Thursday, June 7th, 2007...6:42 am
How do you explain change?
When I try to explain to people, even the most highly educated and interested people, what I am doing in my classroom, I get two distinct reactions.
1. This is way too technical for me. It is fine if you want to try it out (and fall flat on your face when parent/administration/other teachers find out what you are up to), but I am just fine to live in oblivion. Wikis (did I say that right?) are too complicated for my kids. There is no way that they would be able to handle that kind of organization on their own. Your kids are different. You have more access to the technology. You were born into this stuff. I am too far into my career to start learning something new.
2. We tried something like this back in the 70′s/80′s/90′s/a few years ago. It didn’t really work then, but feel free to give it a try now. I was pretty excited about it before, but I think my interest petered out around when I realized that I was doing more of the work than the kids were.

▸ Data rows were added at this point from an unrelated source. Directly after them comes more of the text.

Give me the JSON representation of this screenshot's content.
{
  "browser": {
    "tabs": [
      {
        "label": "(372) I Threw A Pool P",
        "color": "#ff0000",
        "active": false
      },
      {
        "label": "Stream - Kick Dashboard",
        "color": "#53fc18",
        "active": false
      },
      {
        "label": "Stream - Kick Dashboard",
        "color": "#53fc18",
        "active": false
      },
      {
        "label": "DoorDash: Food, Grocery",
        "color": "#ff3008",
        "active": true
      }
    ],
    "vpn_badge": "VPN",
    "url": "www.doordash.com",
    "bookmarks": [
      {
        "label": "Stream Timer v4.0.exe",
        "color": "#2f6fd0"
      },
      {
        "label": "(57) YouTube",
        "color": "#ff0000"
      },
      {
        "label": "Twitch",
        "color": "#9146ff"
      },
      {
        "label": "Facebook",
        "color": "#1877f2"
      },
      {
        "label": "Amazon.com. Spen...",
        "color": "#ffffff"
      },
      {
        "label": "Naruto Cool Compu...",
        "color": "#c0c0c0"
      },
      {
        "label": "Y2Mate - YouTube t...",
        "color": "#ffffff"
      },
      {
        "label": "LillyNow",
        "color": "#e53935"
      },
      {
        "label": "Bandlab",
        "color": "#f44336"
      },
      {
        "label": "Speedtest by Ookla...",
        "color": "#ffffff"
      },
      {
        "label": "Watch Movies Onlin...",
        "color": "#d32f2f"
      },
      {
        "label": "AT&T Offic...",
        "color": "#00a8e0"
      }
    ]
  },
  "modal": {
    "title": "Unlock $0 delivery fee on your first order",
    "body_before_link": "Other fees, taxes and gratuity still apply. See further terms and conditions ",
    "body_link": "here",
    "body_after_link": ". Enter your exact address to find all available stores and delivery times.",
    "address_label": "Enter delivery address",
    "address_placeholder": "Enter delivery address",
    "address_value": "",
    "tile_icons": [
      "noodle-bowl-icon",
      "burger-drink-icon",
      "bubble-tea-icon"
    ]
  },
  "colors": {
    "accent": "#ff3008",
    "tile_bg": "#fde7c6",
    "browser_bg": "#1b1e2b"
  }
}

I think there are a few teachers in the school down the road who are doing this kind of stuff, so I’m not really sure that it is new or different. I will just sit back and watch you put effort into collaborative tools, but I will not put my own support behind it.
Now, #1 I have made my peace with. If a teacher has decided that they are not ready to try something new yet, I will reframe it as many different ways as I can think of in order to get them on board. At least they accept that working with students around the world, getting instant feedback on authentic writing, and infinite choice in assignments are things that are truly different than the traditional goings on of education.
#2, on the other hand, does not even acknowledge that working with web 2.0 tools is something that is a transformational step. They are so used to educational jargon and methods being repackaged and renamed that they have come to believe that School 2.0 is just a big facade that houses the likes of Project Based Learning or Cooperative Learning Groups. I can’t blame them for thinking this in the light of all that public education has taught them, but for them not to be able to see the drastic difference between writing an essay to one teacher and writing an essay to an entire school (and beyond) to be critiqued and linked to and built upon is something that I just will never understand.
Case in Point: After presenting The Academy of Discovery to a high-level technology coordinator in DCSD, he said that there were pockets of people who were trying this out elsewhere in the district. I was shocked. It was news to me that we just might have the most progressive district in the US and I just don’t know about it. Or, perhaps the problem is that he is having trouble distinguishing between an authentic collaborative student-directed wiki (receiving 50,000 hits in 6 weeks) and doing iSearches with google in order to make posters to put up in the room. Perhaps this is an exaggeration, but I really think that this is an important roadblock to advancing our vision of education. Many educators, administrators, and parents believe that all technology integration is created equal. This is just simply not the case.
So, I guess what I am saying is this: We need something that will distinguish us from mundane “technology in the classroom.” We need to be seen as going beyond what has been done before, not something that is untested or fad-like, but rather something that is essential. How do we make sure that people get that we are not doing something old in a new way? We are doing something new, something that you would never be able to do without the tools of online collaboration and rss.
This is a challenge that I am willing to take up because if we can’t even explain what is going on in our classroom to other educators so that they realize the potential of a school 2.0 environment, we will never be able to explain it to the rest of the world.